> _Task prompt_: Filter these entries, keeping only lines that hold the word "title".

(Beginning of Source material)

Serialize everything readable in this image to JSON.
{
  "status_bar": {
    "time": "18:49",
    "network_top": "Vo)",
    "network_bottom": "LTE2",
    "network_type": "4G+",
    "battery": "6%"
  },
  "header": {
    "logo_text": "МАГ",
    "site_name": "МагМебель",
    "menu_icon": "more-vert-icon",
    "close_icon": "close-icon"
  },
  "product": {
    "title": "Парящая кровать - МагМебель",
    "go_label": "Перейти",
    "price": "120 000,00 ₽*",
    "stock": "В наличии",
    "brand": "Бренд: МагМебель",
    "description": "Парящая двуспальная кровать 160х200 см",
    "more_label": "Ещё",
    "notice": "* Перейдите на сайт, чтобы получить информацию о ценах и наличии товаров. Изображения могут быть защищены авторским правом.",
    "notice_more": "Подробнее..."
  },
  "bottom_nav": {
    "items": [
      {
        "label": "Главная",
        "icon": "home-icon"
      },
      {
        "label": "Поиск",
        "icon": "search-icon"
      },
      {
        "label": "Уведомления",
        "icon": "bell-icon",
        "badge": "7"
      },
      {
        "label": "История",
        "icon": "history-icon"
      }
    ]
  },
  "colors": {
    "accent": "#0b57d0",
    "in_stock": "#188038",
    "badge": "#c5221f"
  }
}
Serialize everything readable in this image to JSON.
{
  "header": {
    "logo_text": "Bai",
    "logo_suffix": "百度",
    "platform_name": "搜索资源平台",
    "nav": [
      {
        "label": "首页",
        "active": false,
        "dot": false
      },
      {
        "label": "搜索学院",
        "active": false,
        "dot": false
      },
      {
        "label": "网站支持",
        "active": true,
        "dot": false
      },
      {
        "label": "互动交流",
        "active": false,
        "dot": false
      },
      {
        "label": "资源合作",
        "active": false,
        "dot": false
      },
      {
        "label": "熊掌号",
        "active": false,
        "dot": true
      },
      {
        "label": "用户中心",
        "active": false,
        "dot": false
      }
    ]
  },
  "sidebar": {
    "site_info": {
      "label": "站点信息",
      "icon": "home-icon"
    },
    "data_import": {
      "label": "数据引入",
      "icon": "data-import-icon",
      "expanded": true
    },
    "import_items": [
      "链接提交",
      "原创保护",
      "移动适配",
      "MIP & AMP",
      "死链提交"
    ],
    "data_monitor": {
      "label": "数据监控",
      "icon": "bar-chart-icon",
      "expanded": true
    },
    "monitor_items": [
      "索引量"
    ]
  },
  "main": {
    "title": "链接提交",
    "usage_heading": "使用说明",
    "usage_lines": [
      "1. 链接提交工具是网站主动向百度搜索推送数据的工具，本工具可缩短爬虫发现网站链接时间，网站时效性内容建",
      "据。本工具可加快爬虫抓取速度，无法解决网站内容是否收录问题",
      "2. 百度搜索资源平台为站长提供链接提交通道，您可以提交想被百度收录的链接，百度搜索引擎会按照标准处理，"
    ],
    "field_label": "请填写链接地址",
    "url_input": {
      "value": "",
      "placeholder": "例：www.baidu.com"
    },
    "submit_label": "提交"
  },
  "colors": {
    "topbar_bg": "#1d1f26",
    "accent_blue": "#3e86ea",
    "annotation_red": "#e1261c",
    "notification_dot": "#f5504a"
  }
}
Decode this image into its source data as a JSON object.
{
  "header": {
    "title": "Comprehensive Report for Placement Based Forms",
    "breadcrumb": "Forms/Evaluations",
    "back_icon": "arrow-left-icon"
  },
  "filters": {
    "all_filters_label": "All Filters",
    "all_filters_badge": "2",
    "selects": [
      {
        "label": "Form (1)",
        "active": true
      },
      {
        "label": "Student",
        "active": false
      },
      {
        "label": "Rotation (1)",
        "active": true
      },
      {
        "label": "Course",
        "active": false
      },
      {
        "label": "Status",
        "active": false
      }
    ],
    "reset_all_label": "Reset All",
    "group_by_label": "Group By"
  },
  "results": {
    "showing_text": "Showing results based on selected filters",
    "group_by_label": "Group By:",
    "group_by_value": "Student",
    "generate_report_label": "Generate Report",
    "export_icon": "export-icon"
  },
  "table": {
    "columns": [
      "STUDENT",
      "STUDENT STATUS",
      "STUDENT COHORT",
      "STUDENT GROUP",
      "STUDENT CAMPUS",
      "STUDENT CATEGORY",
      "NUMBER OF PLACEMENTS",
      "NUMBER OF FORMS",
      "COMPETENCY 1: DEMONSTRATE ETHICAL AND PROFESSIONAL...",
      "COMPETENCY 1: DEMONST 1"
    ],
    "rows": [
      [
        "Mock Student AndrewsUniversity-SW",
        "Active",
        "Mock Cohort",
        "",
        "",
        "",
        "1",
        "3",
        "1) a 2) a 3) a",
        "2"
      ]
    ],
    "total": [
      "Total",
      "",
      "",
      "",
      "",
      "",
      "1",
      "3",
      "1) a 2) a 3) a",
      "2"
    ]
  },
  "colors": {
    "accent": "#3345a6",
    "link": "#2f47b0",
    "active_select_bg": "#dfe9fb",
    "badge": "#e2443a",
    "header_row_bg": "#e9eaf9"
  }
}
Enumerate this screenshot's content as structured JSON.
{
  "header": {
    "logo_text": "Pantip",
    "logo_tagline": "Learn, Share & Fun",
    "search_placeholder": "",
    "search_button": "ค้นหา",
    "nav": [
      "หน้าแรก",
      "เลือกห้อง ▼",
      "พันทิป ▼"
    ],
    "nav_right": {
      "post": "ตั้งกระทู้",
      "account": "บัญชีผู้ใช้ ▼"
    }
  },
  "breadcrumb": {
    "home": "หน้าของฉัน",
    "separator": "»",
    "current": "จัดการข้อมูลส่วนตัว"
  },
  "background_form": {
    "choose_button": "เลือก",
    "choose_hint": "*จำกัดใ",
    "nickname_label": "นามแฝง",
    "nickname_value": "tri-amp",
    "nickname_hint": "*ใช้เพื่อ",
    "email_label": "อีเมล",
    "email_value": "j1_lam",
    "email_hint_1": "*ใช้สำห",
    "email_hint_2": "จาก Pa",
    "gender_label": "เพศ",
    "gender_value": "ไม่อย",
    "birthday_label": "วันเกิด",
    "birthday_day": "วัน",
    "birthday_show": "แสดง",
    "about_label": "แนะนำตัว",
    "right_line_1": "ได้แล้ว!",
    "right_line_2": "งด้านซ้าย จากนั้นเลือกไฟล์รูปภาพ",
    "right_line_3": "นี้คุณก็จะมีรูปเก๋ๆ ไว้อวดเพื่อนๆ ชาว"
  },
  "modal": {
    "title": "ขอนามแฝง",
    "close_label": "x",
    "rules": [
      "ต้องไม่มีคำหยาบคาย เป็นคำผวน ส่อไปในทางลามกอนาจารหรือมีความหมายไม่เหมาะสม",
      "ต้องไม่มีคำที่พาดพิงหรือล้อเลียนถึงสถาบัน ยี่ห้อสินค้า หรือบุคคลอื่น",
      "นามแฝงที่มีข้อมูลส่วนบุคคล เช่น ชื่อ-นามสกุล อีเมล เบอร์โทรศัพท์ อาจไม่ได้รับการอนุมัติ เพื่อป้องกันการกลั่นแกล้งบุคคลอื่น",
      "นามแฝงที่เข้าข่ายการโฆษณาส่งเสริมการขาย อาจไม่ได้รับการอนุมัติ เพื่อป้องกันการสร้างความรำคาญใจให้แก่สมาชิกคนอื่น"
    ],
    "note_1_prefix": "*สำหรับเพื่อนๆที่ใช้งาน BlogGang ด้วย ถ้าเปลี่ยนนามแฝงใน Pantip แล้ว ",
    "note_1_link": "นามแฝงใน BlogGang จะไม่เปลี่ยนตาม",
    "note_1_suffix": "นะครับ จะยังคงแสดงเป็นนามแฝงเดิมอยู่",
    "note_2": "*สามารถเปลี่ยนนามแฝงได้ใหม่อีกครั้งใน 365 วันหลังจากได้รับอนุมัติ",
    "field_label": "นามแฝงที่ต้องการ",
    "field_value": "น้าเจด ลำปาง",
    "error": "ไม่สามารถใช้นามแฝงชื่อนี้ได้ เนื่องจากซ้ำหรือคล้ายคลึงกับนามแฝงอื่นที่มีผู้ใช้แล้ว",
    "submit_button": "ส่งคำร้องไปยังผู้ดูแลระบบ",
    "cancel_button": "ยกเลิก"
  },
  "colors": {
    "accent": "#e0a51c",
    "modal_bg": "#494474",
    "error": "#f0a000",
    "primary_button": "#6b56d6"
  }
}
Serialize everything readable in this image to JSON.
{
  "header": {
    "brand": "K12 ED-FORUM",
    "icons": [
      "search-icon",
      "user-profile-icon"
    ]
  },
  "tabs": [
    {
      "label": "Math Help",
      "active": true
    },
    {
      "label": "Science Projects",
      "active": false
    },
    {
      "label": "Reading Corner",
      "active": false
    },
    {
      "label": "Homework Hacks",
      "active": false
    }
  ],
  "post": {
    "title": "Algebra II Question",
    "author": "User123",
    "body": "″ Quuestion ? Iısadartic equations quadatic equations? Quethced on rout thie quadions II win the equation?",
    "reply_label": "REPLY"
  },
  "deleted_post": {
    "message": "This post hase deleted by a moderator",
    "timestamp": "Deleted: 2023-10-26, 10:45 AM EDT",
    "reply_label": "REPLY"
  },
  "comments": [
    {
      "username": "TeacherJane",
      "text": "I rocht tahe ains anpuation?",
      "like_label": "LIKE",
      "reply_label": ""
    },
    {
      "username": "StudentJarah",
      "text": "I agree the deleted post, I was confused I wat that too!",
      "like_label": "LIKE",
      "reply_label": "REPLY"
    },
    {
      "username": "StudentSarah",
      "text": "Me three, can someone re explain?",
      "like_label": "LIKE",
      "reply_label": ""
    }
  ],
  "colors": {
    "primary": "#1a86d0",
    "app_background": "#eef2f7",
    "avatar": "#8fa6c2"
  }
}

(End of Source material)

> _Written answer_:
    "title": "Парящая кровать - МагМебель",
    "title": "链接提交",
    "title": "Comprehensive Report for Placement Based Forms",
    "title": "ขอนามแฝง",
    "title": "Algebra II Question",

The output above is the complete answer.